Macey (as he was called), was born in 1842 to William Quintal and Maria Christian. He was great grandson of both Matthew Quintal and Fletcher Christian. When the Pitcairners relocated to Norfolk Island in 1856 he was 14 years old.

Given to Bishop Selwyn by his family, Macey was to be trained for missionary work in the tropics, but instead he was articled to Outhwaites’ law firm. In 1868 he passed his examination for admission as a legal practitioner of the Supreme Court. In 1871 Quintal and Outhwaite handled the estate of Reverend Patteson, Bishop of Melanesia, after his murder in the Solomon Islands.

Quintal played cricket and football. He participated in Auckland society, joining various committees, which included organising citizen’s balls for visiting Governors.

Bay of Plenty Times, 8 July 1876
He set up in Tauranga in 1876. Vesey Stewart’s first settlers were in Katikati. The Tauranga/ Taupo road was open; there was a regular steam service to Auckland on the Rowena, and the Staffa had started a service to Opotiki. Quintal practised with W.B. Hawkins in the old BNZ building in Harington Street, later shifting to McLean then Willow Streets.

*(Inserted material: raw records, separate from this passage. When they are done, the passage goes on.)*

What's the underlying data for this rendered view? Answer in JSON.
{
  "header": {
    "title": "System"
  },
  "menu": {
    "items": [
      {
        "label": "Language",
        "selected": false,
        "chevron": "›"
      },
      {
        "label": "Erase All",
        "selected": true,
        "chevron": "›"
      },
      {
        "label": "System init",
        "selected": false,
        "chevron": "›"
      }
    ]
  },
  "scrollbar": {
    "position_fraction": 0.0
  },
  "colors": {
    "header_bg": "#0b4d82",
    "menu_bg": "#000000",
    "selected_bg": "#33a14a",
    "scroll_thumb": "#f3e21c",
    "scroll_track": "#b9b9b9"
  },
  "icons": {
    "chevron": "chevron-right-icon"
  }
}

Bay of Plenty Times, 1 August 1877
He played for Tauranga Cricket Club: was vestryman for Holy Trinity and secretary for the parishioners’ annual meeting; he served on committees for the 1879 Regatta, the Mechanics’ Institute, the Choral Society, and to form a brass band. He helped welcome the Governor and participated in deputations, promoting Tauranga’s interests to Ministers.

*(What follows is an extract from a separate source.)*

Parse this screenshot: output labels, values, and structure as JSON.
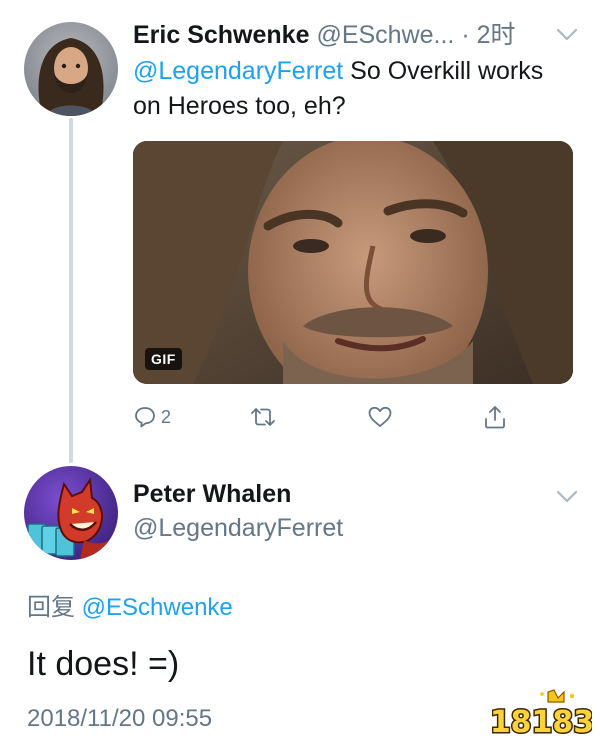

Bay of Plenty Times, 29 September 1877
His court cases included cushions and a sofa stuffed with flax instead of horse hair, and injury to a horse used to erect the Taupo telegraph line. He defended Mrs. Ogden, who strung washing across Anson Street and was hit with her clothes prop by a neighbor. He unsuccessfully defended Mrs. Anne Robertson whose ownership of Ohinemutu Lakes Hotel was challenged by Robert Graham after she purchased the lease from Isaac Wilson. Local Maori forcibly evicted her.

Quintal faced the law himself, charged by William Shaw from ‘Woodlands’ Katikati, with forging and uttering a certain bill of sale with intent to defraud. He had tried to help Shaw and the case was dismissed.

In 1883 he returned to Auckland, but came back to Tauranga periodically to handle land deals. He married Jemima Buffet from Norfolk Island in 1889. They had two children; Laurie Ida and Oliver. Quintal and his family returned to Norfolk Island in 1893 where he chaired the Executive Council and participated in the island’s affairs. He died there 23 February 1922.

[Newspaper images courtesy of Papers Past]


  1. I never cease to be amazed at the interesting people who have passed through Tauranga over the years. A great talk Vivien. I really enjoyed it.

  2. Good afternoon,
    I am delighted to find this account as Oliver Macey Quintal was my great grandfather and I live at Flagstaff, which was his home, in Norfolk Island

    1. Thanks Gaye. I've forwarded your message to Vivien, who presented the talk and did the original research.